Apache Spark includes several libraries to help build applications for machine learning (MLlib), stream processing (Spark Streaming), and graph processing (GraphX). These libraries are tightly integrated in the Spark ecosystem, and they can be leveraged out of the box to address a variety of use cases. Additionally, you can use deep learning frameworks like Apache MXNet with your Spark applications. Integration with AWS Step Functions enables you to add serverless workflow automation and orchestration to your applications.
Integration with Amazon EMR feature set
Submit Apache Spark jobs with the EMR Step API, use Spark with EMRFS to directly access data in S3, save costs using EC2 Spot capacity, use fully-managed Auto Scaling to dynamically add and remove capacity, and launch long-running or transient clusters to match your workload. You can also easily configure Spark encryption and authentication with Kerberos using an EMR security configuration. Additionally, you can use the AWS Glue Data Catalog to store Spark SQL table metadata or use Amazon SageMaker with your Spark machine learning pipelines. EMR installs and manages Spark on Hadoop YARN, and you can also add other big data applications on your cluster. EMR with Apache Hudi lets you more efficiently manage change data capture (CDC) and helps with privacy regulations like GDPR and CCPA by simplifying record deletion. Click here for more details about EMR features.
Apache Spark on EMR includes MLlib for a variety of scalable machine learning algorithms, or you can use your own libraries. By storing datasets in-memory during a job, Spark has great performance for iterative queries common in machine learning workloads.
Use Spark SQL for low-latency, interactive queries with SQL or HiveQL. Spark on EMR can leverage EMRFS, so you can have ad hoc access to your datasets in S3. Also, you can utilize EMR Notebooks, Zeppelin notebooks, or BI tools via ODBC and JDBC connections.

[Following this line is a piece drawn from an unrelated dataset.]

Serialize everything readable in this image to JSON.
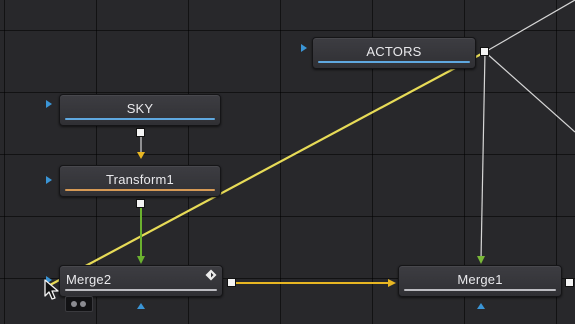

Yelp’s advertising targeting team makes prediction models to determine the likelihood of a user interacting with an advertisement. By using Apache Spark on Amazon EMR to process large amounts of data to train machine learning models, Yelp increased revenue and advertising click-through rate.
The Washington Post
The Washington Post uses Apache Spark on Amazon EMR to build models powering its website’s recommendation engine to boost reader engagement and satisfaction. They leverage Amazon EMR's performant connectivity with Amazon S3 to update models in near real-time.
Intent Media operates a platform for advertising on travel commerce sites. The data team uses Apache Spark and MLlib on Amazon EMR to ingest terabytes of e-commerce data daily and use this information to power their decisioning services to optimize customer revenue. Click here to learn more.
As part of its Data Management Platform for customer insights, Krux runs many machine learning and general processing workloads using Apache Spark. Krux utilizes ephemeral Amazon EMR clusters with Amazon EC2 Spot Capacity to save costs and uses Amazon S3 with EMRFS as a data layer for Apache Spark.
GumGum, an in-image and in-screen advertising platform, uses Spark on Amazon EMR for inventory forecasting, processing of clickstream logs, and ad hoc analysis of unstructured data in Amazon S3. Spark’s performance enhancements saved GumGum time and money for these workflows.
Hearst Corporation, a large diversified media and information company, has customers viewing content on over 200 web properties. Using Apache Spark Streaming on Amazon EMR, Hearst’s editorial staff can keep a real-time pulse on which articles are performing well and which themes are trending.
CrowdStrike provides endpoint protection to stop breaches. They use Amazon EMR with Spark to process hundreds of terabytes of event data and roll it up into higher-level behavioral descriptions on the hosts. From that data, CrowdStrike can pull event data together and identify the presence of malicious activity.